  • Peter Lawrence, translator at Anderson
  • John Lloyd, language instructor at Bletchley
  • Michael Loewe, linguist/cryptanalyst at Bletchley and Kilindini
  • Alexander Murray Macbeath, cryptanalyst at Bletchley.
  • John MacInnes, cryptanalyst at Kilindini
  • Norman Mahalski (later Scott), mathematician / cryptanalyst at Bletchley and Anderson, worked on JN11 and JN25
  • Commander McIntyre RN, translator, at Kilindini and ran JN25 group at Bletchley
  • Joan Meikle, Foreign Office, Bletchley
  • Alan Merry, translator at Melbourne, Kilindini, and ran JN40 group at Anderson
  • Milner, support at Anderson
  • George Mitchell, Anderson
  • Sandy Morris, Anderson
  • Nichol, translator at Bletchley
  • Commander Parsons RN, translator at Kilindini
  • Jimmy Pollard, cryptanalyst at Bletchley, worked on JN40

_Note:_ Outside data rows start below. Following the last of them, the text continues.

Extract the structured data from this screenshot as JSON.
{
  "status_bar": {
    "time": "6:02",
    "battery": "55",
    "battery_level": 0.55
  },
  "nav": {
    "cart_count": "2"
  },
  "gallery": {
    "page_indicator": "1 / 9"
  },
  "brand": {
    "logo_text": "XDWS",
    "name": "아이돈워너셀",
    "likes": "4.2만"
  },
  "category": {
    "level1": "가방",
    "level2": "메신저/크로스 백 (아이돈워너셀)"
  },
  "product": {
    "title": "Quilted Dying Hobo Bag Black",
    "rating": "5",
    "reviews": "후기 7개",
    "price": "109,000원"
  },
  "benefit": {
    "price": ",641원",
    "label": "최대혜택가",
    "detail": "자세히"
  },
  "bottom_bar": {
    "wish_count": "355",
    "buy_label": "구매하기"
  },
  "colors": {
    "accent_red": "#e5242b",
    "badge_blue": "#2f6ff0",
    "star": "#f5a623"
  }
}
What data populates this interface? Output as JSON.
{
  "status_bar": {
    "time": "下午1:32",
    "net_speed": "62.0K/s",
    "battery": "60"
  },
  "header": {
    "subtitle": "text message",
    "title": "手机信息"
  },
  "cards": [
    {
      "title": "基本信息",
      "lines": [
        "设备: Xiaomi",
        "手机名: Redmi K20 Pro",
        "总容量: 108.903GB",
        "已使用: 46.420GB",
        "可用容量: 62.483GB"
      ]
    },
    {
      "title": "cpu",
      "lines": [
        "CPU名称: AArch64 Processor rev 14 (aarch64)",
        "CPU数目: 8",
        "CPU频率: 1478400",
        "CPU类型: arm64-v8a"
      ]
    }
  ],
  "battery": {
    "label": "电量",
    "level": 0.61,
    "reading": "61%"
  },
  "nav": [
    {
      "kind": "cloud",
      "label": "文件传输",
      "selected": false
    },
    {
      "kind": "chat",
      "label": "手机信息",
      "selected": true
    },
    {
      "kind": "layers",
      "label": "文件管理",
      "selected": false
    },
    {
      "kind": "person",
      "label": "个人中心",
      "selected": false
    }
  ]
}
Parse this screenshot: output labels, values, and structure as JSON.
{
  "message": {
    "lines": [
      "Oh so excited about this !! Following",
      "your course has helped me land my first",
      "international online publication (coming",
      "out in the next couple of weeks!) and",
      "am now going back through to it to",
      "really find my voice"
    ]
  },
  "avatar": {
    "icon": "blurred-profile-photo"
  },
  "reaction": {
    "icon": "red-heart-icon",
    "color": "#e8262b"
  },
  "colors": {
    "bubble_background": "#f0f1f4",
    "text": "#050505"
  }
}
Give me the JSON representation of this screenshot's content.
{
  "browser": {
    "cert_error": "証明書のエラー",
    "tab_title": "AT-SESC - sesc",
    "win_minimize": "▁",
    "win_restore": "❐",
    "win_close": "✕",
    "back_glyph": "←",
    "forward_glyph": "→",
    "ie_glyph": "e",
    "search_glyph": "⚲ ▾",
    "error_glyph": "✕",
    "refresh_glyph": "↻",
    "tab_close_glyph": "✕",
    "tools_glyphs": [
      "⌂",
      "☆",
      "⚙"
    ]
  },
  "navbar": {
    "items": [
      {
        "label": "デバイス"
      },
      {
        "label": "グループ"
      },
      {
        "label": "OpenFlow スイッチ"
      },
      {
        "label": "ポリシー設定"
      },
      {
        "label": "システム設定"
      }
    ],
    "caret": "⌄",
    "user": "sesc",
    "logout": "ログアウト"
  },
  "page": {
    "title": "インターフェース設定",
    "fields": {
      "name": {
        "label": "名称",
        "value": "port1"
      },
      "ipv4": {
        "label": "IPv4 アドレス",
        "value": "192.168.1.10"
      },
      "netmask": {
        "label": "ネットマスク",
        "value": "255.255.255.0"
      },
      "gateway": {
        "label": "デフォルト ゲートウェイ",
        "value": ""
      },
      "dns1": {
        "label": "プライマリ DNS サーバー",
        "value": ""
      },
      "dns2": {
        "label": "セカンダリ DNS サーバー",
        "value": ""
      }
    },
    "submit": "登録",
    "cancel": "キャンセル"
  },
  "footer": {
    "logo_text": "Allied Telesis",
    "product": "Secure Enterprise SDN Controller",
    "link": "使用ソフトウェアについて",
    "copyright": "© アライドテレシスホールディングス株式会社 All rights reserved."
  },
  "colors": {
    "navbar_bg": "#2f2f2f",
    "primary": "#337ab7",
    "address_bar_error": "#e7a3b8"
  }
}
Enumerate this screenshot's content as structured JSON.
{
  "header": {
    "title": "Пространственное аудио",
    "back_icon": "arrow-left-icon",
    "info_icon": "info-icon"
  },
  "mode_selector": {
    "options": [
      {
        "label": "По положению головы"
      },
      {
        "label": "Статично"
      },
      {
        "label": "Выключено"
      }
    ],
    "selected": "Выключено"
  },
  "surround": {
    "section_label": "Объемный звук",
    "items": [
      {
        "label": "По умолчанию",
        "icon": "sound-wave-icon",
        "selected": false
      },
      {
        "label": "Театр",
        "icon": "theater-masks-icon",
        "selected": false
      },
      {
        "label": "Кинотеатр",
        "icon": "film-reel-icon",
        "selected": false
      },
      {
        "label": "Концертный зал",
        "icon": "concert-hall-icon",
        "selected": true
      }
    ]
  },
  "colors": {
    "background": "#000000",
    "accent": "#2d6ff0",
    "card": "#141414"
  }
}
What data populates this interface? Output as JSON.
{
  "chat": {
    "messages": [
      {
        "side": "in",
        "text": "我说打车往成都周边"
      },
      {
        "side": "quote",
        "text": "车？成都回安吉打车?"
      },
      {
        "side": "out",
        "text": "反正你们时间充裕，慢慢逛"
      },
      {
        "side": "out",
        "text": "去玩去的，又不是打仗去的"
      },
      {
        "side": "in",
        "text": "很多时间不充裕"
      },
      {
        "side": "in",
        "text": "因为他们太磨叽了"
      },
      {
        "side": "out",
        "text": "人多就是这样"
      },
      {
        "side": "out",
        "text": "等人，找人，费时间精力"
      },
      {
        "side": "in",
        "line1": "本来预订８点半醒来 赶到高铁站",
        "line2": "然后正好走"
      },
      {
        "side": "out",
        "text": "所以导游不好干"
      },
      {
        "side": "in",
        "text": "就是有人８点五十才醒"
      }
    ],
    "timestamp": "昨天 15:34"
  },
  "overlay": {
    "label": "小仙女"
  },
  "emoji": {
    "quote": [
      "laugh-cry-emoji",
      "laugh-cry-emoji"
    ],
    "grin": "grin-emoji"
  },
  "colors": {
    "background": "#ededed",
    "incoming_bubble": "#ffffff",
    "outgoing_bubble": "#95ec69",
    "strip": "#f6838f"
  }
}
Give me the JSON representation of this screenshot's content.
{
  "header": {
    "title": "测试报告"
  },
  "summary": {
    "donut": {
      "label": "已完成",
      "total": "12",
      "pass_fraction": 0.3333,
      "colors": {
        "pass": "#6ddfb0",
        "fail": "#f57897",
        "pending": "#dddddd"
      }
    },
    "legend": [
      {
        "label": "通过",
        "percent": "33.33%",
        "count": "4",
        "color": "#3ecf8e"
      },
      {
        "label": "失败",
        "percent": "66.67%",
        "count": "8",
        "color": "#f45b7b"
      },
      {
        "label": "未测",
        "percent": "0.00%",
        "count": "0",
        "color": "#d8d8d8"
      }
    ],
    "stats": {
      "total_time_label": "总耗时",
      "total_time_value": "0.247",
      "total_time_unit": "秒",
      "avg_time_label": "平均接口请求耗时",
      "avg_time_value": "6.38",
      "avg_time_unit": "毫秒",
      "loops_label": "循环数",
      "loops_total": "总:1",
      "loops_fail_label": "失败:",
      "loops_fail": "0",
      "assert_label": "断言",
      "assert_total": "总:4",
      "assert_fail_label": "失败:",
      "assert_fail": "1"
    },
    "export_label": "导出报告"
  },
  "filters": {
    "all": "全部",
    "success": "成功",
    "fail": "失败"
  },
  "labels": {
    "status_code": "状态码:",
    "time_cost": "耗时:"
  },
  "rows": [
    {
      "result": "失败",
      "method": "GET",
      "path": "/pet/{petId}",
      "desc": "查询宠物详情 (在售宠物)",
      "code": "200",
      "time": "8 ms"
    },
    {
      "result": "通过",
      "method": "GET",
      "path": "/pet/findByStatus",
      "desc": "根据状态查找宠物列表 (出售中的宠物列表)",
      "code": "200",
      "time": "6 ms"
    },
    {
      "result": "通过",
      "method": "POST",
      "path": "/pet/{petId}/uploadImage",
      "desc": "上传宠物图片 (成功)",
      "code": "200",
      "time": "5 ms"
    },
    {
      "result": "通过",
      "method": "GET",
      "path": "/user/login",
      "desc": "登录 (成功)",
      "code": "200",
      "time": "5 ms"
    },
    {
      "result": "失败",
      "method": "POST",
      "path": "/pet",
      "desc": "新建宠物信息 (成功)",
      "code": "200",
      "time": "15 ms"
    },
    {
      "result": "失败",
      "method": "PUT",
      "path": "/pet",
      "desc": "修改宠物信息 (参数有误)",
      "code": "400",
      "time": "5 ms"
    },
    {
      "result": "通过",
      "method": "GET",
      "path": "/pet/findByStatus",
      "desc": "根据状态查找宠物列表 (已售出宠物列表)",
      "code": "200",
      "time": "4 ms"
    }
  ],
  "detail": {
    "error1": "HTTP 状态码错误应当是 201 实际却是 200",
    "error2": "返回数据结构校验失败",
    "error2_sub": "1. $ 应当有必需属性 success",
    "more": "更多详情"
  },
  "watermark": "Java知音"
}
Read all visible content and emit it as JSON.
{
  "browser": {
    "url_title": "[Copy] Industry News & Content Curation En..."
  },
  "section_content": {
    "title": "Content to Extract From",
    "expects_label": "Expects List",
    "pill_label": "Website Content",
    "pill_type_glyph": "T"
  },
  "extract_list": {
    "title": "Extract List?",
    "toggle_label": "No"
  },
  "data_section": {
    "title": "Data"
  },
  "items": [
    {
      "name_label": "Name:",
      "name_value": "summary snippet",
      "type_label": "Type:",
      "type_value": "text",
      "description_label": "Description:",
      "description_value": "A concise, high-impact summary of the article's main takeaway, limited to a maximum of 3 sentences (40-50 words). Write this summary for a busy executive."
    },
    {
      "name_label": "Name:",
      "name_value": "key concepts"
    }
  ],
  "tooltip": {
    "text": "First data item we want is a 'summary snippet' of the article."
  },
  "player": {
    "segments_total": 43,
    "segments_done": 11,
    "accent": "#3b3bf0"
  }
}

  • Pond, support at Anderson
  • Fred Ponting, cryptanalyst at Bletchley, worked on JN11
  • John Sharman, cryptanalyst at Anderson and Kilindini
  • John Silkin, linguist at Anderson
  • Stanton, cryptanalyst at Kilindini
  • John Sutcliffe, cryptanalyst at Bletchley
  • Patrick Taylor, mathematician at Bletchley
  • Wilf Taylor, linguist at Anderson
  • Captain Dick Thatcher RN, worked on JN 25 at Bletchley, was at FECB Hong Kong
  • Brian Townend, cryptanalyst at Kilindini, contributed a break into JN40
  • Richard Wolfe, Anderson
  • Leslie Yoxall, cryptanalyst at Bletchley, previously working in Hut 8


  1. ^ Loewe, Michael (1993). "Chapter 26: Japanese Naval Codes". In F. H. Hinsley and Alan Stripp. Codebreakers: The Inside Story of Bletchley Park. Oxford University Press. ISBN 0-19-285304-X. 
  2. ^ Denham, Hugh (1993). "Chapter 27: Bedford-Bletchley-Kilindini-Columbo". In F. H. Hinsley and Alan Stripp. Codebreakers: The Inside Story of Bletchley Park. Oxford University Press. ISBN 0-19-285304-X. 
  3. ^ Scott, Norman (April 1997). "Solving Japanese Naval Ciphers 1943 – 45". Cryptologia 21 (2): pp149–157. doi:10.1080/0161-119791885878. 
  4. ^ Smith, Michael (2000). The Emperor's Codes: Bletchley Park and the Breaking of Japan's Secret Ciphers. Bantam Press. ISBN 0-593-04642-0. 
  5. ^ Stripp, Alan, Codebreaker in the Far East, London, England ; Totowa, NJ : F. Cass, 1989. ISBN 0714633631. Cf. p.13